New Zealand bans assault weapons within days of massacre
New Zealand imposed a ban on assault weapons on March 21, moving swiftly following the Christchurch massacre and triggering renewed calls from leading American politicians for gun controls in the United States.
Prime Minister Jacinda Ardern said assault rifles and semi-automatic weapons were now banned with immediate effect, making good on a pledge to the country of the military-style weapons used in last week's slaughter of 50 people.
But the crackdown promises to have political repercussions beyond the country's shores, including in the United States where gun control is one of the most divisive national political issues.
She added that high-capacity magazines and devices similar to bump stocks- which allow users to fire weapons faster - will also be banned.

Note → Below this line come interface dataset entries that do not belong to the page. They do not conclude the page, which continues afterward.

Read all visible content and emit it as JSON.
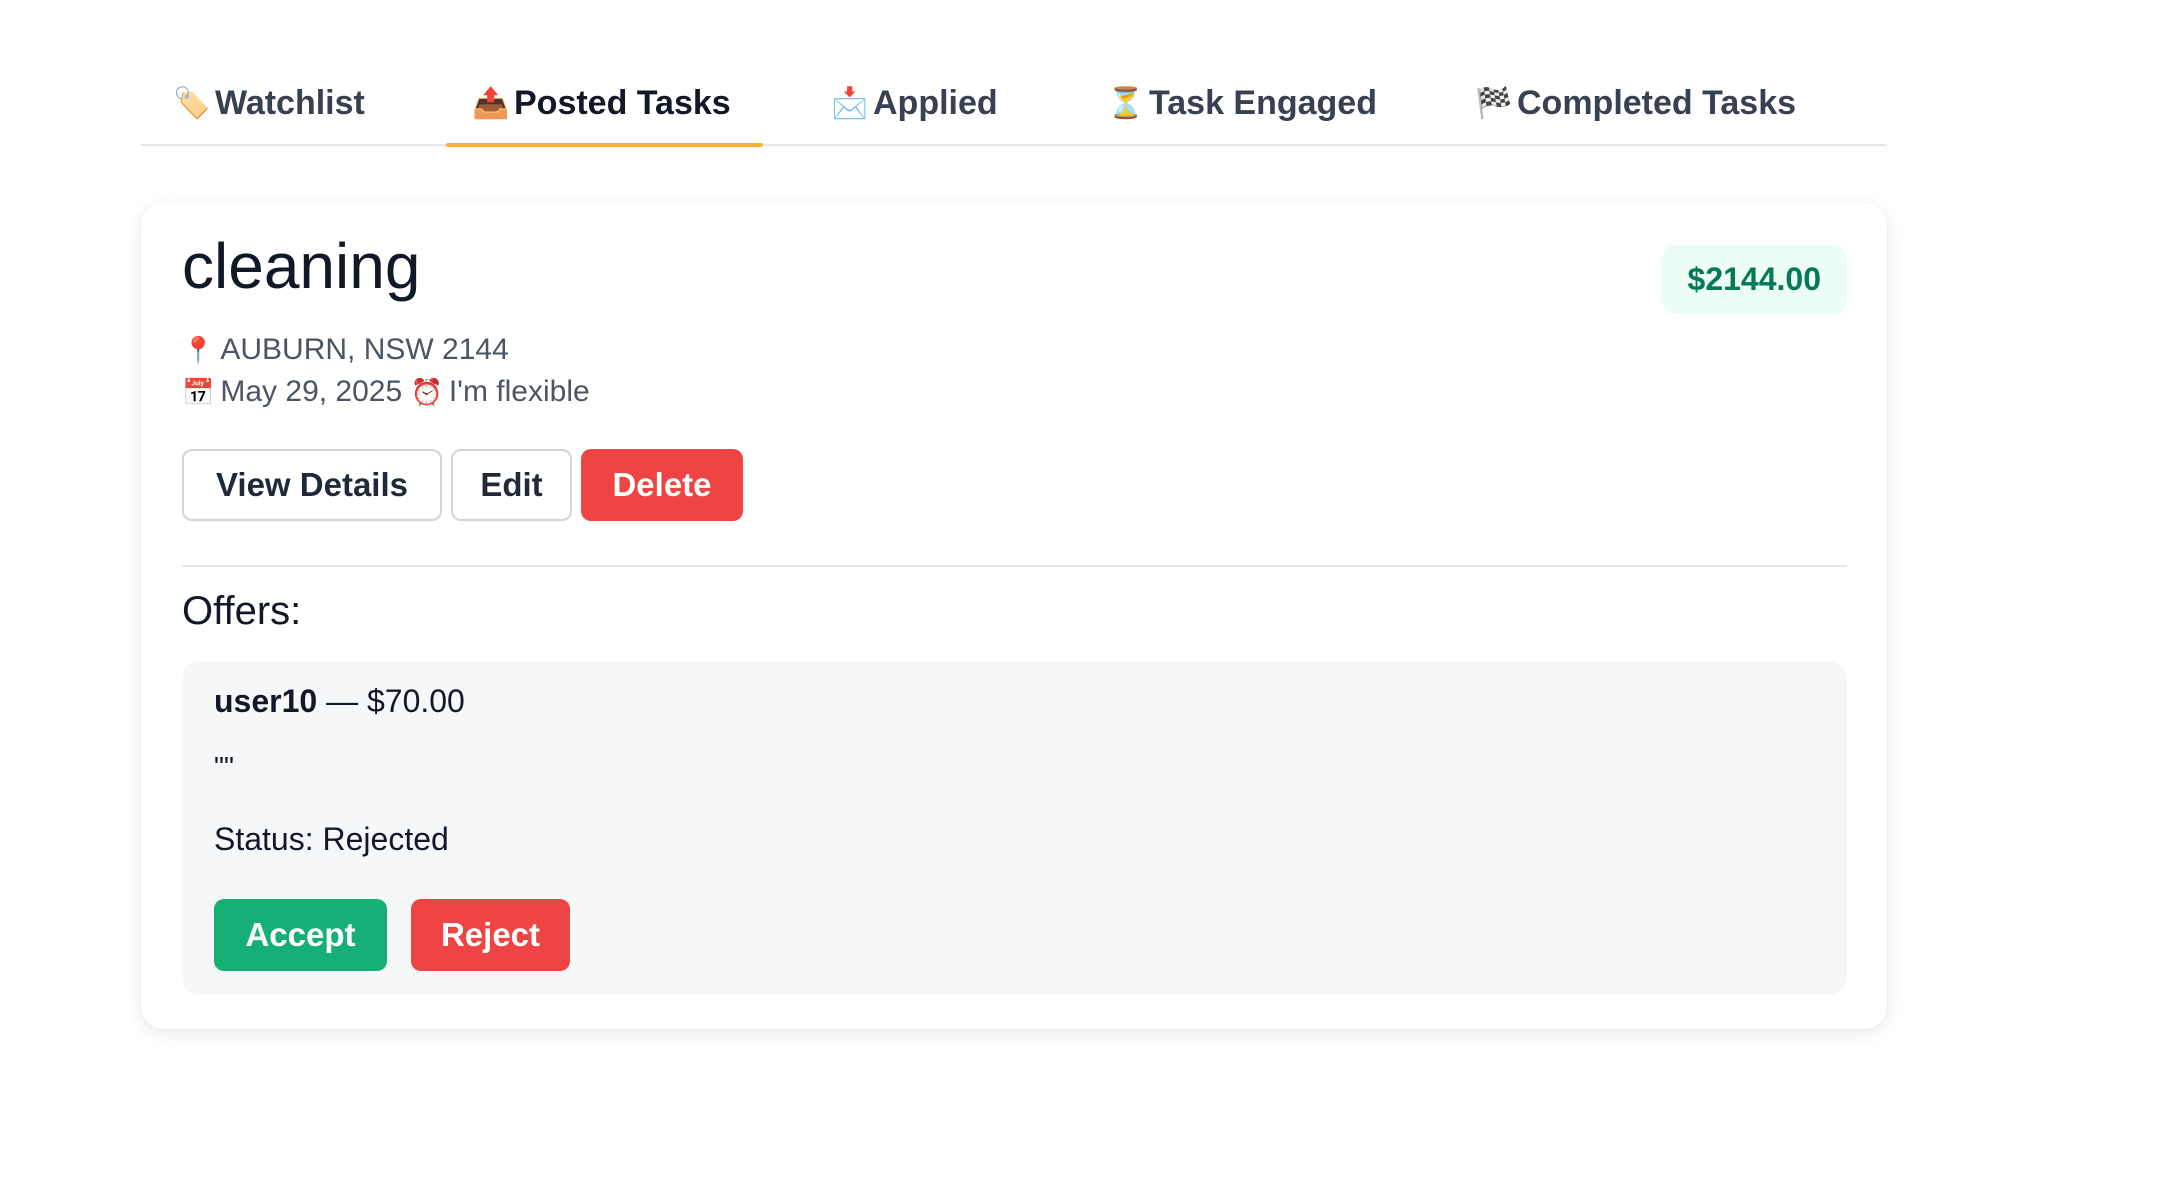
{
  "tabs": [
    {
      "icon": "🏷️",
      "icon_name": "tag-icon",
      "label": "Watchlist"
    },
    {
      "icon": "📤",
      "icon_name": "outbox-tray-icon",
      "label": "Posted Tasks",
      "active": true
    },
    {
      "icon": "📩",
      "icon_name": "envelope-arrow-icon",
      "label": "Applied"
    },
    {
      "icon": "⏳",
      "icon_name": "hourglass-icon",
      "label": "Task Engaged"
    },
    {
      "icon": "🏁",
      "icon_name": "checkered-flag-icon",
      "label": "Completed Tasks"
    }
  ],
  "task": {
    "title": "cleaning",
    "price": "$2144.00",
    "location_icon": "📍",
    "location": "AUBURN, NSW 2144",
    "date_icon": "📅",
    "date": "May 29, 2025",
    "time_icon": "⏰",
    "time": "I'm flexible",
    "buttons": {
      "view_details": "View Details",
      "edit": "Edit",
      "delete": "Delete"
    }
  },
  "offers": {
    "title": "Offers:",
    "items": [
      {
        "user": "user10",
        "separator": " — ",
        "amount": "$70.00",
        "message": "\"\"",
        "status": "Status: Rejected",
        "accept_label": "Accept",
        "reject_label": "Reject"
      }
    ]
  },
  "colors": {
    "accent_underline": "#f5b335",
    "price_bg": "#ecfdf5",
    "price_text": "#047857",
    "danger": "#ef4444",
    "success": "#16b076"
  }
}
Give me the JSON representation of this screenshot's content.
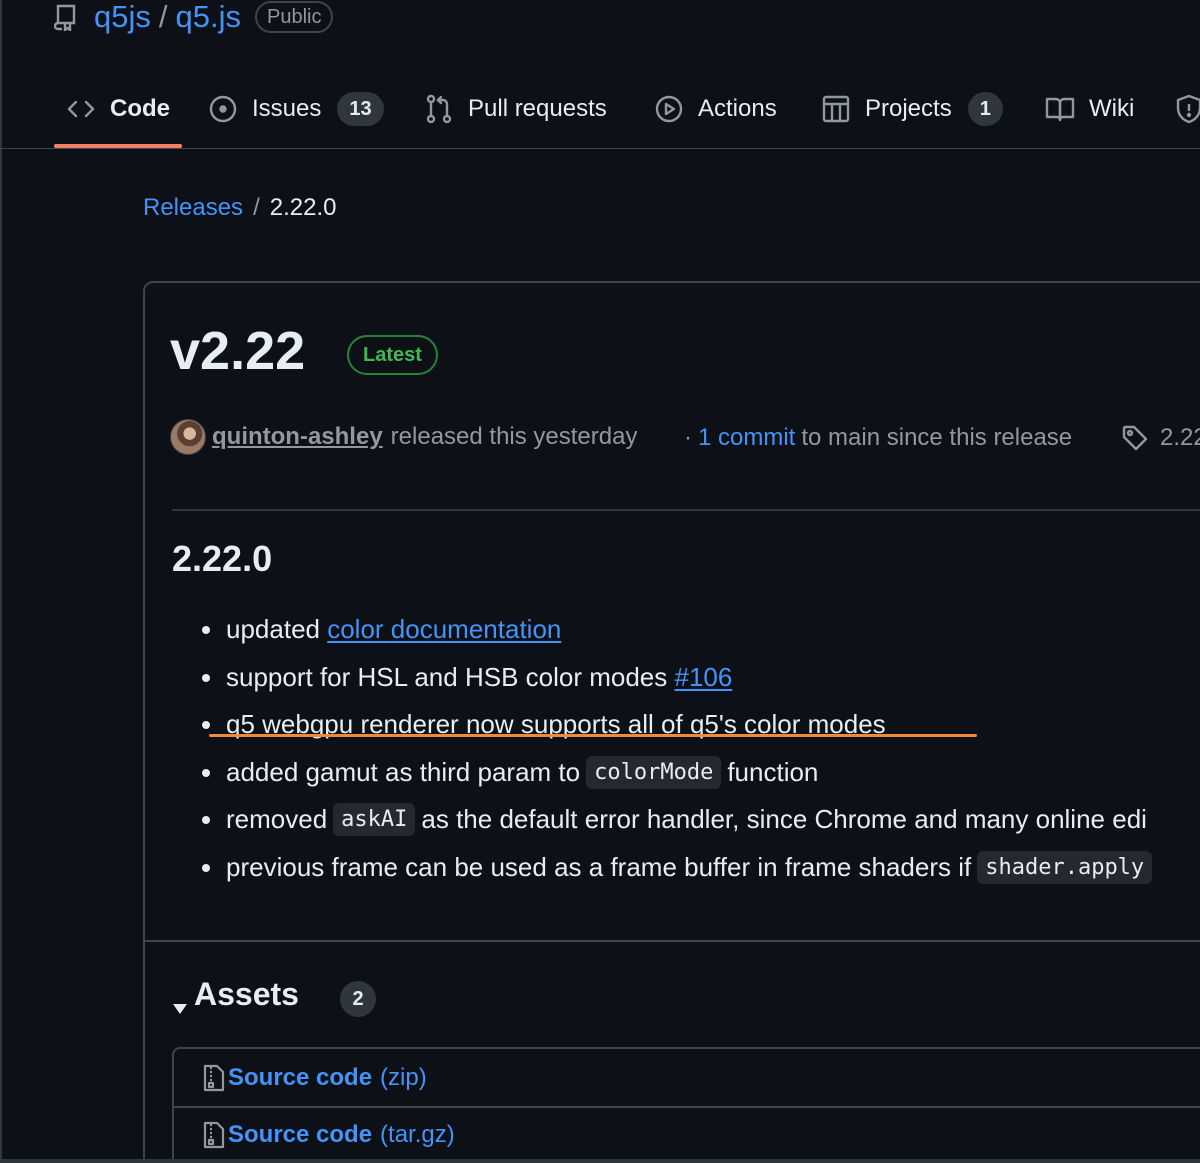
{
  "repo": {
    "owner": "q5js",
    "separator": "/",
    "name": "q5.js",
    "visibility": "Public",
    "icon": "repo-icon"
  },
  "nav": {
    "tabs": [
      {
        "label": "Code",
        "icon": "code-icon",
        "selected": true
      },
      {
        "label": "Issues",
        "icon": "issue-opened-icon",
        "count": "13"
      },
      {
        "label": "Pull requests",
        "icon": "git-pull-request-icon"
      },
      {
        "label": "Actions",
        "icon": "play-icon"
      },
      {
        "label": "Projects",
        "icon": "table-icon",
        "count": "1"
      },
      {
        "label": "Wiki",
        "icon": "book-icon"
      },
      {
        "label": "",
        "icon": "shield-icon"
      }
    ],
    "underline_color": "#f78166"
  },
  "breadcrumb": {
    "parent": "Releases",
    "separator": "/",
    "current": "2.22.0"
  },
  "release": {
    "title": "v2.22",
    "badge": "Latest",
    "author": "quinton-ashley",
    "released_text": "released this yesterday",
    "commits_prefix": "·",
    "commits_link": "1 commit",
    "commits_suffix": "to main since this release",
    "tag": "2.22",
    "notes_title": "2.22.0",
    "notes": {
      "n1_pre": "updated",
      "n1_link": "color documentation",
      "n2_pre": "support for HSL and HSB color modes",
      "n2_link": "#106",
      "n3": "q5 webgpu renderer now supports all of q5's color modes",
      "n4_pre": "added gamut as third param to",
      "n4_code": "colorMode",
      "n4_post": "function",
      "n5_pre": "removed",
      "n5_code": "askAI",
      "n5_post": "as the default error handler, since Chrome and many online edi",
      "n6_pre": "previous frame can be used as a frame buffer in frame shaders if",
      "n6_code": "shader.apply"
    },
    "highlight_color": "#f0883e"
  },
  "assets": {
    "title": "Assets",
    "count": "2",
    "items": [
      {
        "name": "Source code",
        "ext": "(zip)",
        "icon": "file-zip-icon"
      },
      {
        "name": "Source code",
        "ext": "(tar.gz)",
        "icon": "file-zip-icon"
      }
    ]
  },
  "colors": {
    "background": "#0d1117",
    "link": "#4493f8",
    "latest_green": "#3fb950",
    "border": "#3d444d"
  }
}
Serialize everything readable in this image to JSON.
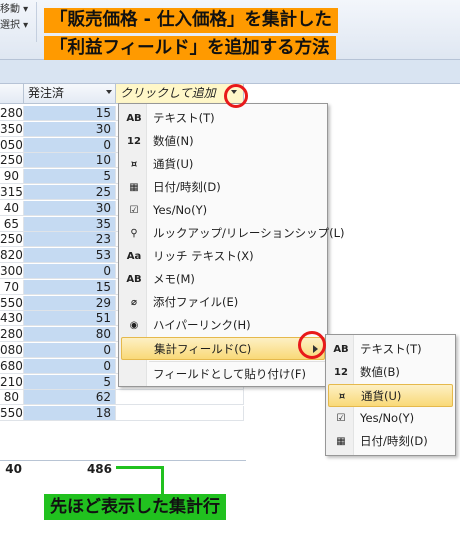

Proponents of gun control in the United States and around the world praised the move and denounced the powerful U.S. pro-gun lobby on social media, while American gun supporters defended their constitutional right to bear arms.
Accused shooter Brenton Tarrant livestreamed the carnage in real-time, sparking worldwide revulsion and concern over access to guns and the use of social media by extremists.
Tarrant had written that he planned to use firearms for his attacks to encourage U.S. gun control advocates to push for curbs, thus tearing open the bitter political debate.
"This attempted abolishment of rights by the left will result in a dramatic polarization of the people in the United States and eventually a fracturing of the U.S. along cultural and racial lines," he wrote.
Guns are to be handed in and destroyed via a buyback scheme that will cost between Nz$100 million and $200 million (between US$69 million and $139 million), depending on how many are received and their valuations.
In the meantime, people formed a chain behind members of the Muslim community as they prayed near Al Noor mosque on March 20, which was one of the two mosques targeted in the attack.